“Don’t tell my mother I work in an advertising agency – she thinks I play piano in a whorehouse”, is a well-known quote. Maybe the same could be said about the PR profession.
Last week I noticed a public relations term that I haven’t encountered before – Black PR, meaning the practice of paying journalists for coverage. Apparently this is a common practice in for example Russia and other nearby countries. PR Week recently wrote that the Ukrainian Association of Public Relations (UAPR) for the first time ever had made a resolution condemning a black PR campaign. The campaign in question was allegedly arranged by telecommunications company Altimo and designed to “smear Norwegian rival Telenor and the country of Norway”.
“Telenor has submitted planning documents from Altimo to the UAPR, which it claims show various journalists were paid off – $4,000 for a story, in one instance – and that Altimo had a clear and deliberate strategy to destroy the reputation of its rival. Altimo, owned by Russian company Alfa, has insisted the documents are false and, in turn, accused Telenor of waging a smear campaign against its company.”

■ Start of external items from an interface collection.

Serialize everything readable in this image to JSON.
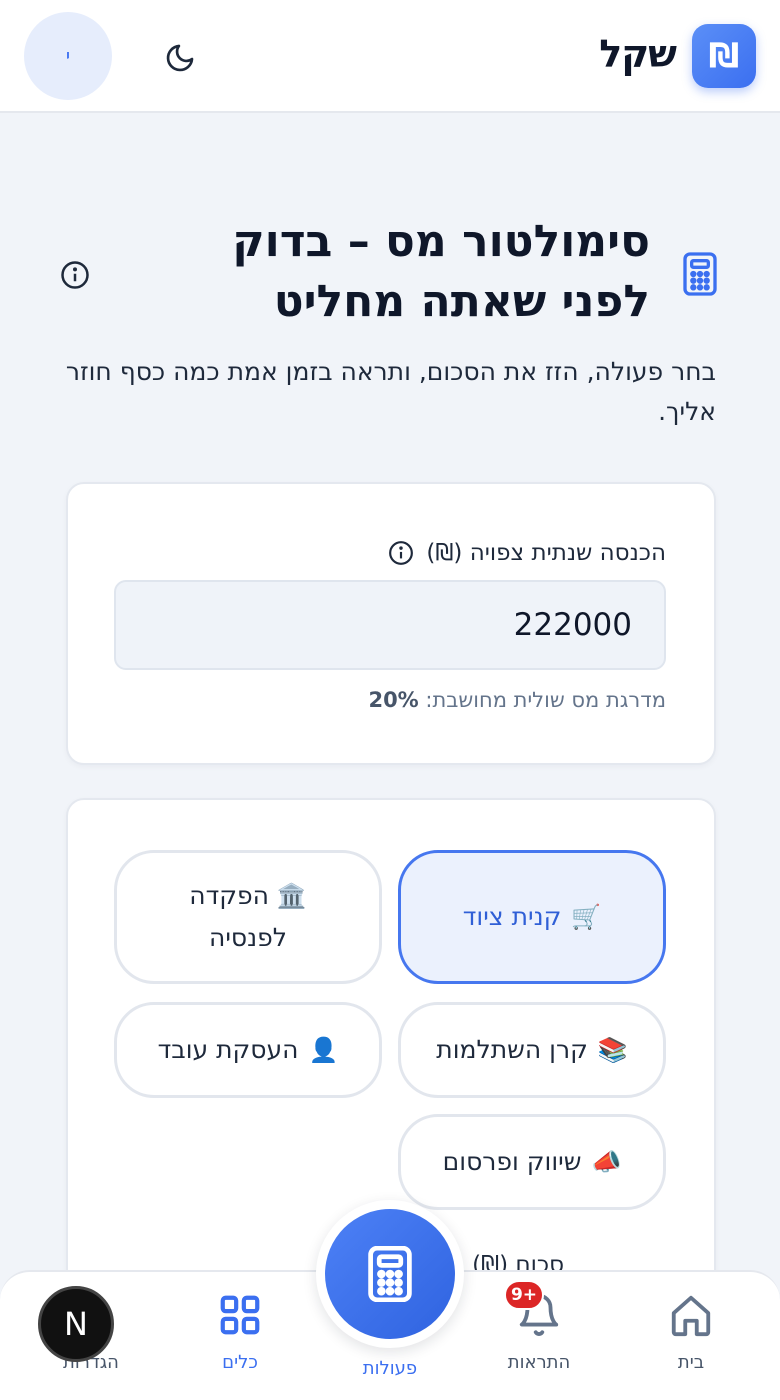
{
  "header": {
    "logo_symbol": "₪",
    "app_name": "שקל",
    "avatar_initial": "י"
  },
  "page": {
    "title": "סימולטור מס – בדוק לפני שאתה מחליט",
    "subtitle": "בחר פעולה, הזז את הסכום, ותראה בזמן אמת כמה כסף חוזר אליך."
  },
  "income": {
    "label": "הכנסה שנתית צפויה (₪)",
    "value": "222000",
    "bracket_label": "מדרגת מס שולית מחושבת:",
    "bracket_value": "20%"
  },
  "actions": [
    {
      "icon": "🛒",
      "label": "קנית ציוד",
      "selected": true
    },
    {
      "icon": "🏛️",
      "label": "הפקדה לפנסיה",
      "selected": false
    },
    {
      "icon": "📚",
      "label": "קרן השתלמות",
      "selected": false
    },
    {
      "icon": "👤",
      "label": "העסקת עובד",
      "selected": false
    },
    {
      "icon": "📣",
      "label": "שיווק ופרסום",
      "selected": false
    }
  ],
  "amount_label_partial": "סכום (₪)",
  "nav": {
    "home": "בית",
    "alerts": "התראות",
    "alerts_badge": "+9",
    "actions": "פעולות",
    "tools": "כלים",
    "settings": "הגדרות"
  },
  "dev_badge": "N",
  "colors": {
    "accent": "#3b6ff0",
    "badge": "#dc2626"
  }
}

The opposite of “black PR”, according to one comment in the article, is “Western-style communications”. But not all Western countries seem to be as “clean” as we wish to think. At least not if we should believe Toni Muzi Falconi, a Senior Counsel at an Italian management consultancy. He recently participated in the PR Formos 2007 (pdf) conference in Vilnius, Lithuania to discuss ethical and “black” PR practices and published his speech on his blog. It lists a number of cases from Italy that could be described as black PR.
After the conference he blogged about some of the other findings.
An April 07 study of the business community in Lithuania about the role of black pr revealed that:
– 35% believe that all public relations agencies indulge in those practices and specifically 50% say that those practices are mostly used to gain direct advantages for their clients, while 47% say that they are used to smear their clients competitors.
– A good 33% of the sample say that they have been themselves victims of black pr and the same number believe that in Lithuania the practice is more widespread than elsewhere.
– Some optimism in the 32% who say the phenomena in decreasing while 28% insist that it is instead increasing.
– Finally 47% believe black pr is not a crime, 40% indicate that it is less serious than bribing a public official while 10% say it is the same.
Inga Latkovska, from Latvia, was quoted saying “that in her country it was easy to bribe the media”.
Yaryna Klyuchkovska, from Ukraine, estimated that “some 50% of the pr spent goes in those practices, without even considering political pr where it certainly much higher”.
Thorsten Lutzler of the DPRG, the German public relations association, said that black PR is also conducted in Western Europe and “that 54% of the German public believes that pr is propaganda”. He also stated that the DPRG had a new policy to go out in public and denounce every bad practice.